  • Valentina: Soul in Sapphire (1984) (with Joseph H. Delaney) ISBN 0-671-55916-8
  • Programming Languages: Featuring the IBM PC and Compatibles (1985) (with Bob Hanson)
  • David's Sling (1987) ISBN 0-671-65369-5
  • Earthweb (1998) ISBN 0-671-57809-X
  • The Braintrust Series


  • The Gentle Seduction (1990) ISBN 0-671-69887-7
    • "Masters of the Mortal God" (1990)
    • "Too Loving a Touch" (1982)
    • "Petals of Rose" (1981)
    • "The Bully and the Crazy Boy" (1980)
    • "Evolution of Entropic Error in Closed Conservative Systems" (1982) non-fiction article
    • "A Simple Case of Suicide" (1983)
    • "The Gentle Seduction" (1989)
    • "Hypermedia and the Singularity" (1989) non-fiction article

Anthologies containing stories by Marc Stiegler[edit]

  • Nanodreams (1995)

Short works[edit]

The following three stories comprise the novel Valentina: Soul in Sapphire:

  • "Valentina" (1984) (with Joseph H Delaney) Hugo nominee
  • "The Crystal Ball" (1984) (with Joseph H Delaney)
  • "The Light in the Looking Glass" (1984) (with Joseph H Delaney)

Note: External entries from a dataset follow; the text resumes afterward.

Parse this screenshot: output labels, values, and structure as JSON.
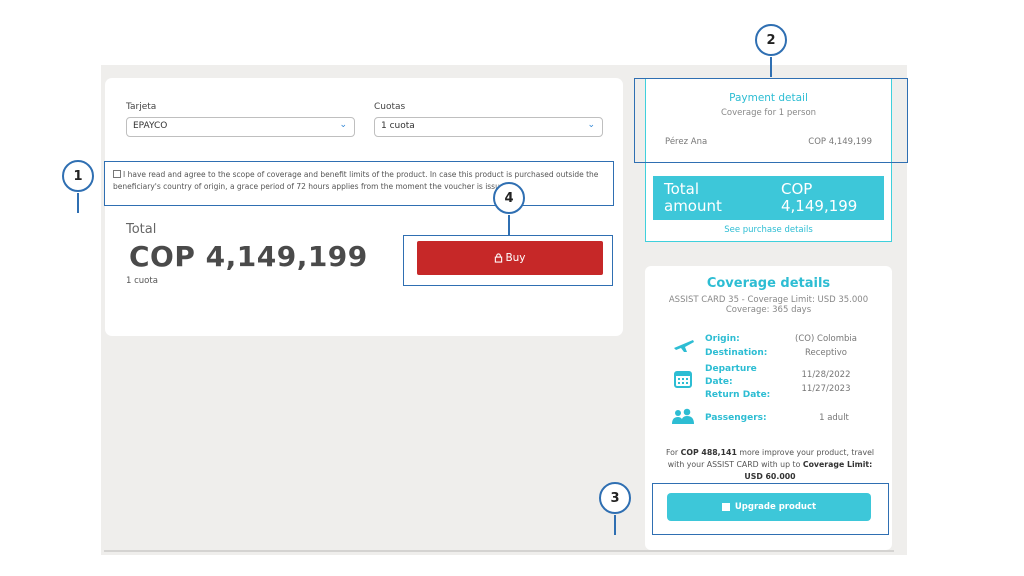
{
  "checkout": {
    "card_label": "Tarjeta",
    "card_value": "EPAYCO",
    "installments_label": "Cuotas",
    "installments_value": "1 cuota",
    "terms_text": "I have read and agree to the scope of coverage and benefit limits of the product. In case this product is purchased outside the beneficiary's country of origin, a grace period of 72 hours applies from the moment the voucher is issued.",
    "total_label": "Total",
    "total_amount": "COP 4,149,199",
    "total_sub": "1 cuota",
    "buy_label": "Buy"
  },
  "payment": {
    "title": "Payment detail",
    "subtitle": "Coverage for 1 person",
    "person_name": "Pérez Ana",
    "person_amount": "COP 4,149,199",
    "total_label": "Total amount",
    "total_value": "COP 4,149,199",
    "see_details": "See purchase details"
  },
  "coverage": {
    "title": "Coverage details",
    "subtitle": "ASSIST CARD 35 - Coverage Limit: USD 35.000 Coverage: 365 days",
    "origin_label": "Origin:",
    "origin_value": "(CO) Colombia",
    "destination_label": "Destination:",
    "destination_value": "Receptivo",
    "departure_label": "Departure Date:",
    "departure_value": "11/28/2022",
    "return_label": "Return Date:",
    "return_value": "11/27/2023",
    "passengers_label": "Passengers:",
    "passengers_value": "1 adult",
    "upsell_pre": "For ",
    "upsell_amount": "COP 488,141",
    "upsell_mid": " more improve your product, travel with your ASSIST CARD with up to ",
    "upsell_limit": "Coverage Limit: USD 60.000",
    "upgrade_label": "Upgrade product"
  },
  "markers": {
    "m1": "1",
    "m2": "2",
    "m3": "3",
    "m4": "4"
  },
  "colors": {
    "accent": "#3dc7d9",
    "buy": "#c62828",
    "highlight": "#2f6fb2"
  },
  "icons": [
    "chevron-down-icon",
    "lock-icon",
    "airplane-icon",
    "calendar-icon",
    "people-icon"
  ]
}
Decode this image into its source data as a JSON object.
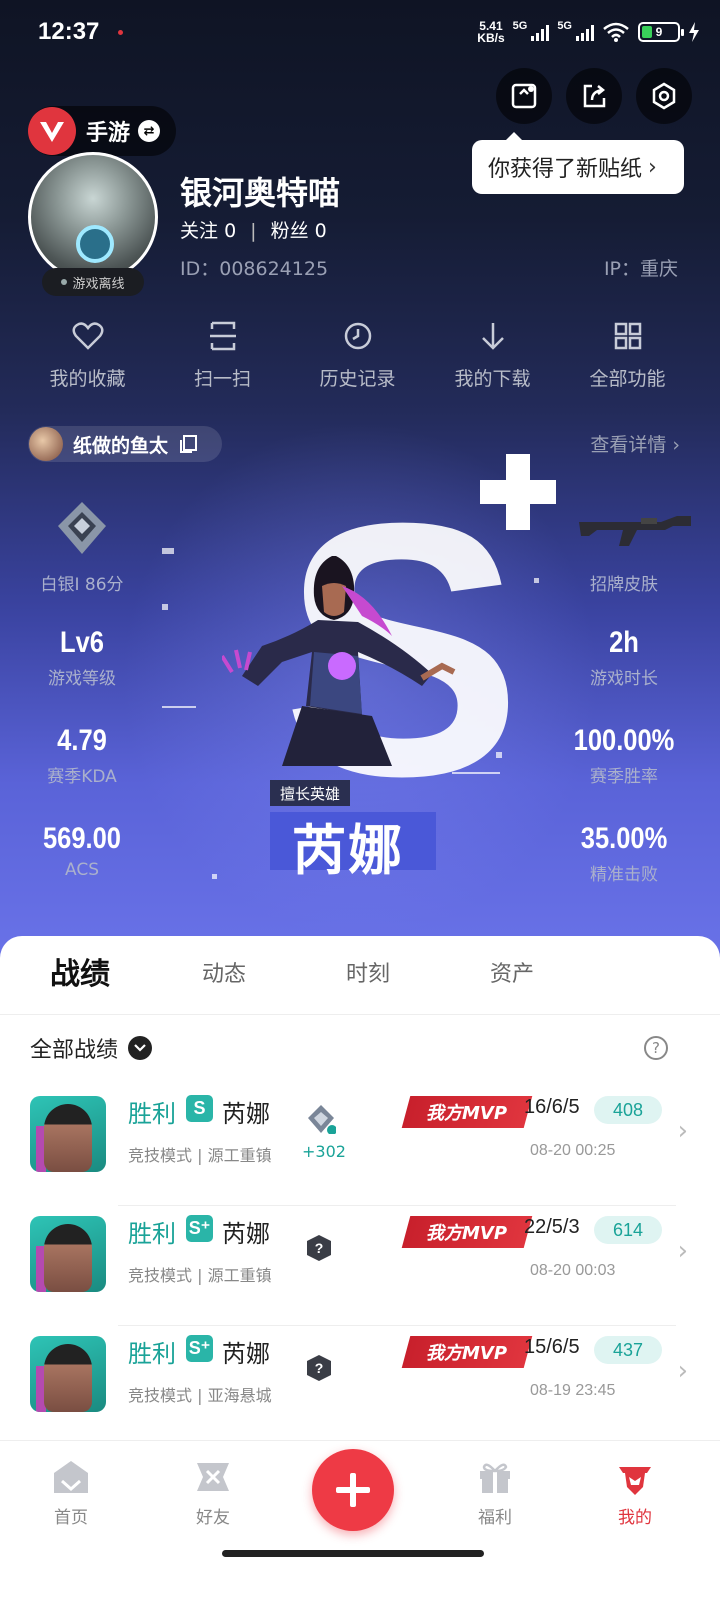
{
  "status": {
    "time": "12:37",
    "speed_top": "5.41",
    "speed_bottom": "KB/s",
    "net1": "5G",
    "net2": "5G",
    "battery": "9"
  },
  "tooltip": {
    "text": "你获得了新贴纸"
  },
  "game": {
    "label": "手游"
  },
  "profile": {
    "username": "银河奥特喵",
    "follow_label": "关注",
    "follow_count": "0",
    "fans_label": "粉丝",
    "fans_count": "0",
    "id_text": "ID：008624125",
    "ip_text": "IP：重庆",
    "status": "游戏离线"
  },
  "actions": [
    {
      "label": "我的收藏",
      "icon": "heart-icon"
    },
    {
      "label": "扫一扫",
      "icon": "scan-icon"
    },
    {
      "label": "历史记录",
      "icon": "history-icon"
    },
    {
      "label": "我的下载",
      "icon": "download-icon"
    },
    {
      "label": "全部功能",
      "icon": "grid-icon"
    }
  ],
  "account": {
    "name": "纸做的鱼太",
    "details": "查看详情"
  },
  "stats": {
    "rank": {
      "value": "",
      "label": "白银I 86分"
    },
    "skin": {
      "label": "招牌皮肤"
    },
    "level": {
      "value": "Lv6",
      "label": "游戏等级"
    },
    "hours": {
      "value": "2h",
      "label": "游戏时长"
    },
    "kda": {
      "value": "4.79",
      "label": "赛季KDA"
    },
    "winrate": {
      "value": "100.00%",
      "label": "赛季胜率"
    },
    "acs": {
      "value": "569.00",
      "label": "ACS"
    },
    "precision": {
      "value": "35.00%",
      "label": "精准击败"
    }
  },
  "hero": {
    "tag": "擅长英雄",
    "name": "芮娜",
    "grade": "S"
  },
  "tabs": [
    "战绩",
    "动态",
    "时刻",
    "资产"
  ],
  "filter": {
    "label": "全部战绩"
  },
  "matches": [
    {
      "result": "胜利",
      "mode": "S",
      "hero": "芮娜",
      "sub": "竞技模式 | 源工重镇",
      "delta": "+302",
      "mvp": "我方MVP",
      "kda": "16/6/5",
      "score": "408",
      "time": "08-20 00:25"
    },
    {
      "result": "胜利",
      "mode": "S⁺",
      "hero": "芮娜",
      "sub": "竞技模式 | 源工重镇",
      "delta": "",
      "mvp": "我方MVP",
      "kda": "22/5/3",
      "score": "614",
      "time": "08-20 00:03"
    },
    {
      "result": "胜利",
      "mode": "S⁺",
      "hero": "芮娜",
      "sub": "竞技模式 | 亚海悬城",
      "delta": "",
      "mvp": "我方MVP",
      "kda": "15/6/5",
      "score": "437",
      "time": "08-19 23:45"
    }
  ],
  "nav": [
    {
      "label": "首页"
    },
    {
      "label": "好友"
    },
    {
      "label": "福利"
    },
    {
      "label": "我的"
    }
  ],
  "colors": {
    "accent": "#e0353e",
    "teal": "#1aa398",
    "hero_blue": "#4a58d8"
  }
}
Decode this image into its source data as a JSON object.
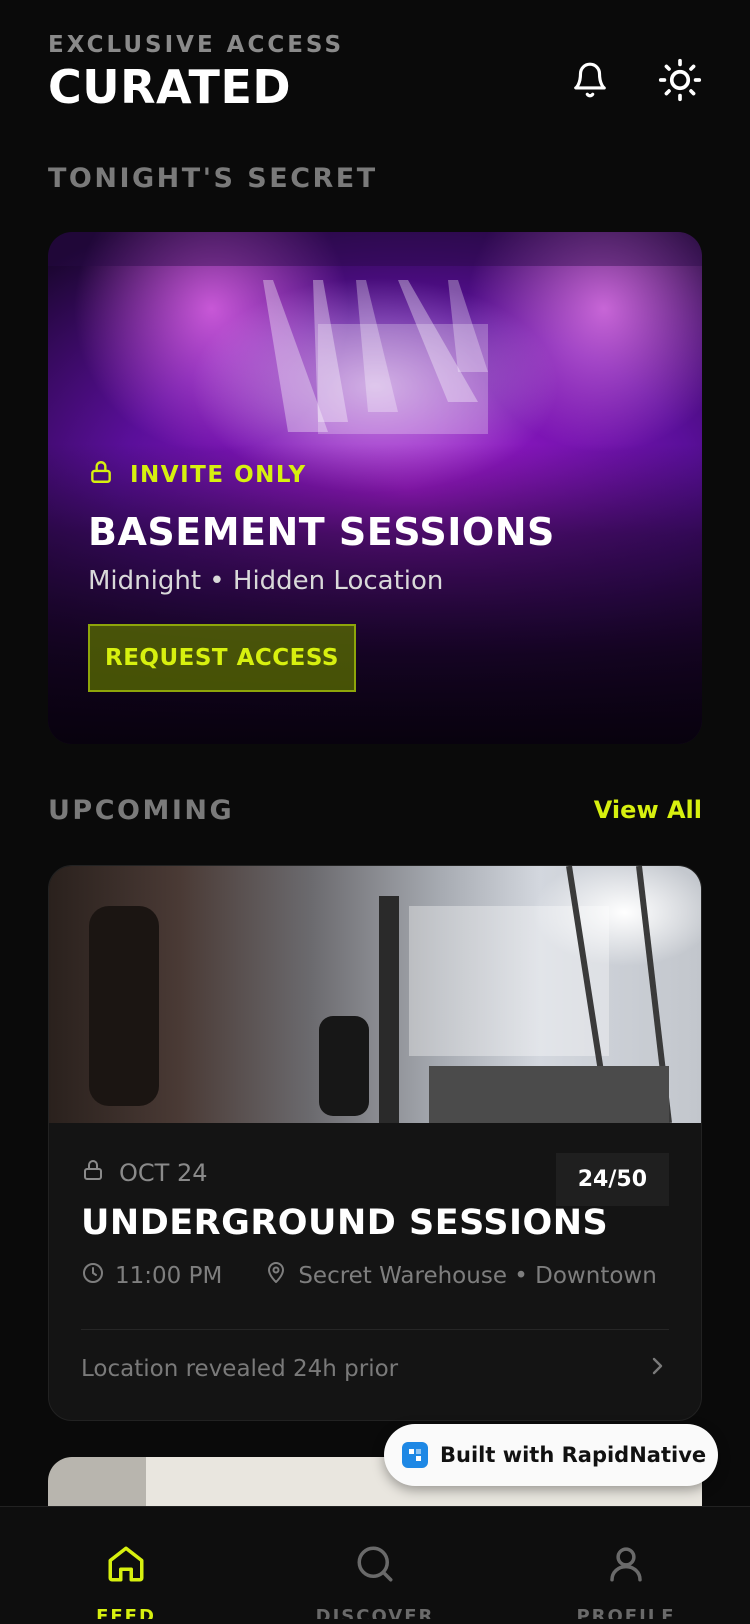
{
  "header": {
    "eyebrow": "EXCLUSIVE ACCESS",
    "title": "CURATED",
    "icons": [
      "bell-icon",
      "sun-icon"
    ]
  },
  "sections": {
    "tonight_label": "TONIGHT'S SECRET",
    "upcoming_label": "UPCOMING",
    "view_all": "View All"
  },
  "featured": {
    "badge": "INVITE ONLY",
    "title": "BASEMENT SESSIONS",
    "subtitle": "Midnight • Hidden Location",
    "cta": "REQUEST ACCESS"
  },
  "upcoming": [
    {
      "date": "OCT 24",
      "capacity": "24/50",
      "title": "UNDERGROUND SESSIONS",
      "time": "11:00 PM",
      "location": "Secret Warehouse • Downtown",
      "footer": "Location revealed 24h prior"
    }
  ],
  "badge": {
    "text": "Built with RapidNative"
  },
  "tabs": [
    {
      "label": "FEED",
      "icon": "home-icon",
      "active": true
    },
    {
      "label": "DISCOVER",
      "icon": "search-icon",
      "active": false
    },
    {
      "label": "PROFILE",
      "icon": "user-icon",
      "active": false
    }
  ],
  "colors": {
    "accent": "#d7f00f",
    "background": "#0a0a0a",
    "muted": "#7a7a7a"
  }
}
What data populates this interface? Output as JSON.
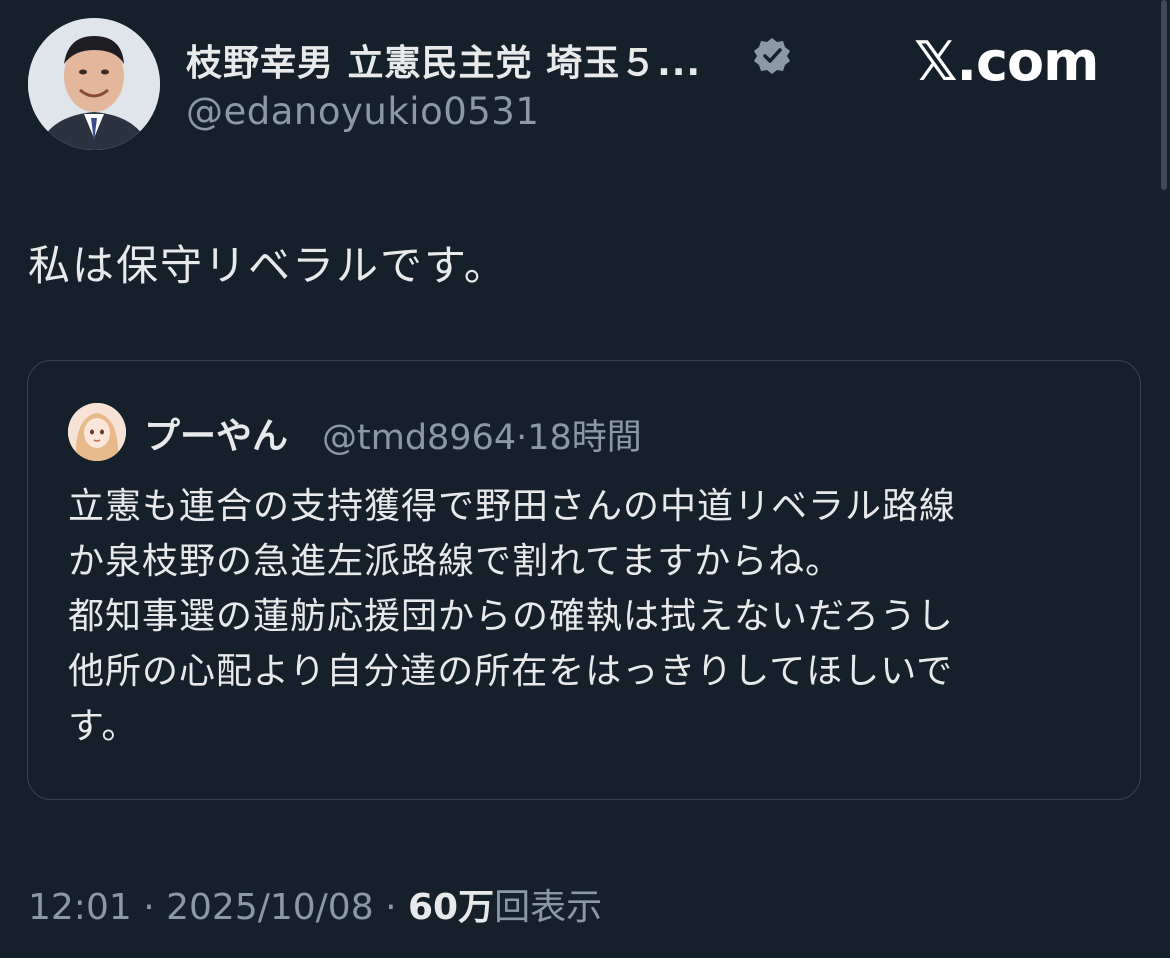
{
  "author": {
    "display_name": "枝野幸男 立憲民主党 埼玉５...",
    "handle": "@edanoyukio0531",
    "avatar_icon": "person-photo-icon",
    "verified_icon": "verified-badge-icon"
  },
  "brand": {
    "label": "𝕏.com"
  },
  "tweet": {
    "text": "私は保守リベラルです。"
  },
  "quote": {
    "display_name": "プーやん",
    "handle": "@tmd8964",
    "separator": "·",
    "time": "18時間",
    "lines": [
      "立憲も連合の支持獲得で野田さんの中道リベラル路線",
      "か泉枝野の急進左派路線で割れてますからね。",
      "都知事選の蓮舫応援団からの確執は拭えないだろうし",
      "他所の心配より自分達の所在をはっきりしてほしいで",
      "す。"
    ]
  },
  "footer": {
    "time": "12:01",
    "sep1": "·",
    "date": "2025/10/08",
    "sep2": "·",
    "views": "60万",
    "views_label": "回表示"
  },
  "colors": {
    "background": "#15202b",
    "text": "#e7e9ea",
    "secondary": "#8b98a5",
    "border": "#38444d"
  }
}
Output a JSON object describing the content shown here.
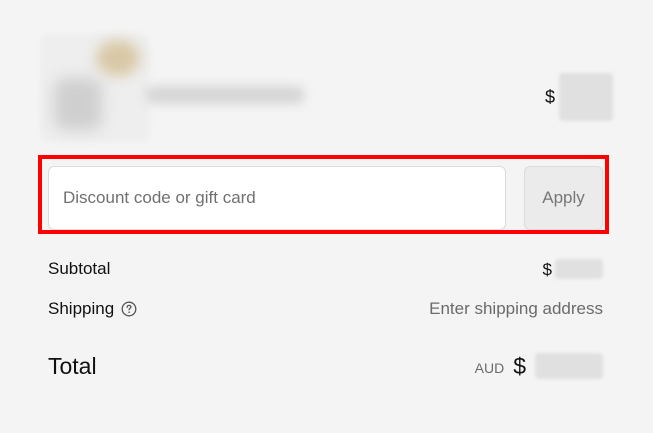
{
  "product": {
    "image_icon": "product-thumbnail",
    "currency_symbol": "$"
  },
  "discount": {
    "placeholder": "Discount code or gift card",
    "value": "",
    "apply_label": "Apply"
  },
  "summary": {
    "subtotal_label": "Subtotal",
    "subtotal_currency_symbol": "$",
    "shipping_label": "Shipping",
    "shipping_help_icon": "question-circle-icon",
    "shipping_value": "Enter shipping address",
    "total_label": "Total",
    "total_currency_code": "AUD",
    "total_currency_symbol": "$"
  },
  "colors": {
    "background": "#f4f4f4",
    "highlight": "#ff0000",
    "button_background": "#ebebeb",
    "muted_text": "#6b6b6b"
  }
}
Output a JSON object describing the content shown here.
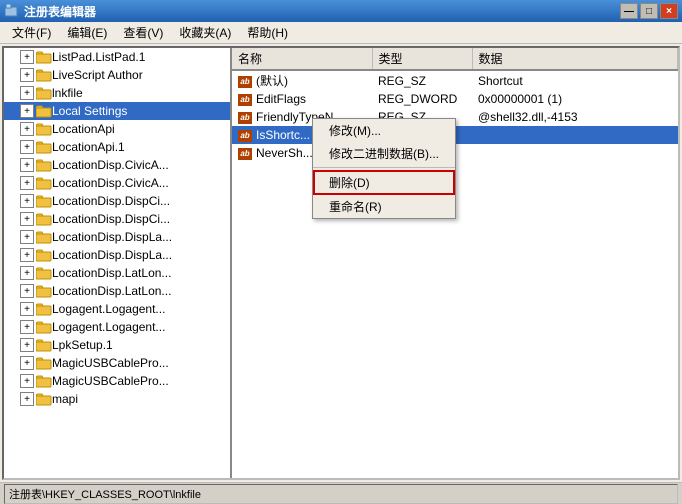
{
  "window": {
    "title": "注册表编辑器",
    "close_btn": "×",
    "min_btn": "—",
    "max_btn": "□"
  },
  "menu": {
    "items": [
      "文件(F)",
      "编辑(E)",
      "查看(V)",
      "收藏夹(A)",
      "帮助(H)"
    ]
  },
  "tree": {
    "items": [
      {
        "label": "ListPad.ListPad.1",
        "indent": 1,
        "expanded": false
      },
      {
        "label": "LiveScript Author",
        "indent": 1,
        "expanded": false
      },
      {
        "label": "lnkfile",
        "indent": 1,
        "expanded": false
      },
      {
        "label": "Local Settings",
        "indent": 1,
        "expanded": false
      },
      {
        "label": "LocationApi",
        "indent": 1,
        "expanded": false
      },
      {
        "label": "LocationApi.1",
        "indent": 1,
        "expanded": false
      },
      {
        "label": "LocationDisp.CivicA...",
        "indent": 1,
        "expanded": false
      },
      {
        "label": "LocationDisp.CivicA...",
        "indent": 1,
        "expanded": false
      },
      {
        "label": "LocationDisp.DispCi...",
        "indent": 1,
        "expanded": false
      },
      {
        "label": "LocationDisp.DispCi...",
        "indent": 1,
        "expanded": false
      },
      {
        "label": "LocationDisp.DispLa...",
        "indent": 1,
        "expanded": false
      },
      {
        "label": "LocationDisp.DispLa...",
        "indent": 1,
        "expanded": false
      },
      {
        "label": "LocationDisp.LatLon...",
        "indent": 1,
        "expanded": false
      },
      {
        "label": "LocationDisp.LatLon...",
        "indent": 1,
        "expanded": false
      },
      {
        "label": "Logagent.Logagent...",
        "indent": 1,
        "expanded": false
      },
      {
        "label": "Logagent.Logagent...",
        "indent": 1,
        "expanded": false
      },
      {
        "label": "LpkSetup.1",
        "indent": 1,
        "expanded": false
      },
      {
        "label": "MagicUSBCablePro...",
        "indent": 1,
        "expanded": false
      },
      {
        "label": "MagicUSBCablePro...",
        "indent": 1,
        "expanded": false
      },
      {
        "label": "mapi",
        "indent": 1,
        "expanded": false
      }
    ]
  },
  "columns": [
    "名称",
    "类型",
    "数据"
  ],
  "table_rows": [
    {
      "name": "(默认)",
      "type": "REG_SZ",
      "data": "Shortcut",
      "icon": "ab"
    },
    {
      "name": "EditFlags",
      "type": "REG_DWORD",
      "data": "0x00000001 (1)",
      "icon": "ab"
    },
    {
      "name": "FriendlyTypeN...",
      "type": "REG_SZ",
      "data": "@shell32.dll,-4153",
      "icon": "ab"
    },
    {
      "name": "IsShortc...",
      "type": "",
      "data": "",
      "icon": "ab",
      "selected": true
    },
    {
      "name": "NeverSh...",
      "type": "",
      "data": "",
      "icon": "ab"
    }
  ],
  "context_menu": {
    "items": [
      {
        "label": "修改(M)...",
        "type": "normal"
      },
      {
        "label": "修改二进制数据(B)...",
        "type": "normal"
      },
      {
        "label": "separator"
      },
      {
        "label": "删除(D)",
        "type": "delete"
      },
      {
        "label": "重命名(R)",
        "type": "normal"
      }
    ]
  },
  "status_bar": {
    "text": "注册表\\HKEY_CLASSES_ROOT\\lnkfile"
  }
}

  1. ^ Stiegler, Marc. "The Gentle Seduction".
  2. ^ Gary Wolf (6 January 1995). "The Curse of Xanadu". WIRED. Retrieved 18 November 2018.
  3. ^ Birner, Jack; Garrouste, Pierre (2004). Markets, Information and Communication: Austrian Perspectives on the Internet Economy. Chapter 4: Routledge. ISBN 0-415-30893-3.CS1 maint: location (link)
  4. ^ "SIIA CODiE Awards 1996". SIIA. 26 October 1996. Retrieved 18 November 2018.
  5. ^ Marc Stiegler (Speaker) (March 19, 2010). The Lazy Programmer's Guide to Secure Computing. Google Tech Talk. Retrieved July 2, 2020.
  6. ^ Stiegler, Marc (January 25, 2007). Emily: A High Performance Language for Enabling Secure Cooperation. Fifth International Conference on Creating, Connecting and Collaborating through Computing. Kyoto, Japan: IEEE. doi:10.1109/C5.2007.13. ISBN 978-0-7695-2806-9.
  7. ^ Stiegler, Marc (2006). How Emily Tamed the Caml (Technical report). HP Labs.
  8. ^ Stiegler, Marc; Karp, Alan (September 2006). "Polaris: Virus-safe computing for Windows XP". Communications of the ACM. 49 (9): 83–88. doi:10.1145/1151030.1151033. S2CID 18264492. Retrieved 18 November 2018.
  9. ^ "Marc Stiegler". RSA Conference. 26 February 2013. Retrieved 18 November 2018.
  10. ^ "Prometheus Award for Best Novel -- Nominees". Libertarian Futurist Society. 27 June 2012. Retrieved 18 November 2018.
  11. ^ "Prometheus Award for Best Novel -- Nominees". Libertarian Futurist Society. 27 May 2017. Retrieved 1 July 2020.
  12. ^ Glyer, Mike (26 March 2018). "2018 Prometheus Award Best Novel Finalists". File 770. Retrieved 19 August 2018.
  13. ^ "2018 Prometheus Award Best Novel Finalists". LFS Best Novel Nominees. 26 March 2020. Retrieved 2 July 2020.
  14. ^ "PROMETHEUS AWARD FINALISTS Chosen for Best Novel". Libertarian Futurist Society. 5 April 2020. Retrieved 5 April 2020.
  15. ^ "PROMETHEUS AWARD FINALISTS Chosen for Best Novel". Libertarian Futurist Society. 10 April 2021. Retrieved 10 April 2021.

External links[edit]